*EXERCISE AIM*. Exactly as written, return every line of the data below.

*INPUT MATERIAL*.
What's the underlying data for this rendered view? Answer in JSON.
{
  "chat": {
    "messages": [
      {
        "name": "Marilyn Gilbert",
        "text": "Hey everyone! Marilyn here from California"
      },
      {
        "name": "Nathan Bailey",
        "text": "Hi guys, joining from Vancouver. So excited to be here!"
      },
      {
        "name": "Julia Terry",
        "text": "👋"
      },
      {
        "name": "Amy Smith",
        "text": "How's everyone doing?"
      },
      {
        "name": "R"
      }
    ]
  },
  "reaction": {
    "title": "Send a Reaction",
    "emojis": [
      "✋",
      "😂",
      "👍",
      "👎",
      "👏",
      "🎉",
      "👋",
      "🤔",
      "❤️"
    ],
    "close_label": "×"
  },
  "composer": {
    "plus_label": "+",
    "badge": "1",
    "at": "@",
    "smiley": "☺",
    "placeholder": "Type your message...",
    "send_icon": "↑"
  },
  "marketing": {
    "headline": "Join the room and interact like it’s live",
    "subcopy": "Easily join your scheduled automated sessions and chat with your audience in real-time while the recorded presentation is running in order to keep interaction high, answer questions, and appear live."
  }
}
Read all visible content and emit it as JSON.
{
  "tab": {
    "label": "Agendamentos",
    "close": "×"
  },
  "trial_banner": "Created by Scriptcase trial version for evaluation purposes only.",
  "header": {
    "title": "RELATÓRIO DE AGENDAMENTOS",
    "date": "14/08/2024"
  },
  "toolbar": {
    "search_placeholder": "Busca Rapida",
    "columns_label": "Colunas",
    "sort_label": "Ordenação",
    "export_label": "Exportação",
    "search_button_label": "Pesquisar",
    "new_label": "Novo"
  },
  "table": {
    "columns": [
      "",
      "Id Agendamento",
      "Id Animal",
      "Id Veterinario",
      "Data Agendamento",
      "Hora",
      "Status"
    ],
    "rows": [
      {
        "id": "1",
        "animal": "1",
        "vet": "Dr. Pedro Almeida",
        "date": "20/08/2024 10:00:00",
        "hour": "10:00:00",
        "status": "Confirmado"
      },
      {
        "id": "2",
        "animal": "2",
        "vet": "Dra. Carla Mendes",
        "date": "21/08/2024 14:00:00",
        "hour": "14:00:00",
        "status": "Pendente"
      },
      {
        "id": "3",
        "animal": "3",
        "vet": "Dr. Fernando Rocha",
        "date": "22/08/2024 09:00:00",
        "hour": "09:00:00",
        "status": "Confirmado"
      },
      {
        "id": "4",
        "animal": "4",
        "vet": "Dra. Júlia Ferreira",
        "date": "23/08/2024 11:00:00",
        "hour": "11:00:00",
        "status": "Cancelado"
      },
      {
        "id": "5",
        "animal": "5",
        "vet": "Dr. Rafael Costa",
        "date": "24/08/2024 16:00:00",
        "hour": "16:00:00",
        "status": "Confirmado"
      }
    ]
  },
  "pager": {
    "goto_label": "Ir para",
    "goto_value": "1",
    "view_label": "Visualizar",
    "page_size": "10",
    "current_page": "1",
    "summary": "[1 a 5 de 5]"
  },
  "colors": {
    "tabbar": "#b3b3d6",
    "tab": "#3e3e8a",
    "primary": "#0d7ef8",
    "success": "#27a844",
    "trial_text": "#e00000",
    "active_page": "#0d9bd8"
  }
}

*YOUR SOLUTION*.
What's the underlying data for this rendered view? Answer in JSON.
{
  "chat": {
    "messages": [
      {
        "name": "Marilyn Gilbert",
        "text": "Hey everyone! Marilyn here from California"
      },
      {
        "name": "Nathan Bailey",
        "text": "Hi guys, joining from Vancouver. So excited to be here!"
      },
      {
        "name": "Julia Terry",
        "text": "👋"
      },
      {
        "name": "Amy Smith",
        "text": "How's everyone doing?"
      },
      {
        "name": "R"
      }
    ]
  },
  "reaction": {
    "title": "Send a Reaction",
    "emojis": [
      "✋",
      "😂",
      "👍",
      "👎",
      "👏",
      "🎉",
      "👋",
      "🤔",
      "❤️"
    ],
    "close_label": "×"
  },
  "composer": {
    "plus_label": "+",
    "badge": "1",
    "at": "@",
    "smiley": "☺",
    "placeholder": "Type your message...",
    "send_icon": "↑"
  },
  "marketing": {
    "headline": "Join the room and interact like it’s live",
    "subcopy": "Easily join your scheduled automated sessions and chat with your audience in real-time while the recorded presentation is running in order to keep interaction high, answer questions, and appear live."
  }
}
Read all visible content and emit it as JSON.
{
  "tab": {
    "label": "Agendamentos",
    "close": "×"
  },
  "trial_banner": "Created by Scriptcase trial version for evaluation purposes only.",
  "header": {
    "title": "RELATÓRIO DE AGENDAMENTOS",
    "date": "14/08/2024"
  },
  "toolbar": {
    "search_placeholder": "Busca Rapida",
    "columns_label": "Colunas",
    "sort_label": "Ordenação",
    "export_label": "Exportação",
    "search_button_label": "Pesquisar",
    "new_label": "Novo"
  },
  "table": {
    "columns": [
      "",
      "Id Agendamento",
      "Id Animal",
      "Id Veterinario",
      "Data Agendamento",
      "Hora",
      "Status"
    ],
    "rows": [
      {
        "id": "1",
        "animal": "1",
        "vet": "Dr. Pedro Almeida",
        "date": "20/08/2024 10:00:00",
        "hour": "10:00:00",
        "status": "Confirmado"
      },
      {
        "id": "2",
        "animal": "2",
        "vet": "Dra. Carla Mendes",
        "date": "21/08/2024 14:00:00",
        "hour": "14:00:00",
        "status": "Pendente"
      },
      {
        "id": "3",
        "animal": "3",
        "vet": "Dr. Fernando Rocha",
        "date": "22/08/2024 09:00:00",
        "hour": "09:00:00",
        "status": "Confirmado"
      },
      {
        "id": "4",
        "animal": "4",
        "vet": "Dra. Júlia Ferreira",
        "date": "23/08/2024 11:00:00",
        "hour": "11:00:00",
        "status": "Cancelado"
      },
      {
        "id": "5",
        "animal": "5",
        "vet": "Dr. Rafael Costa",
        "date": "24/08/2024 16:00:00",
        "hour": "16:00:00",
        "status": "Confirmado"
      }
    ]
  },
  "pager": {
    "goto_label": "Ir para",
    "goto_value": "1",
    "view_label": "Visualizar",
    "page_size": "10",
    "current_page": "1",
    "summary": "[1 a 5 de 5]"
  },
  "colors": {
    "tabbar": "#b3b3d6",
    "tab": "#3e3e8a",
    "primary": "#0d7ef8",
    "success": "#27a844",
    "trial_text": "#e00000",
    "active_page": "#0d9bd8"
  }
}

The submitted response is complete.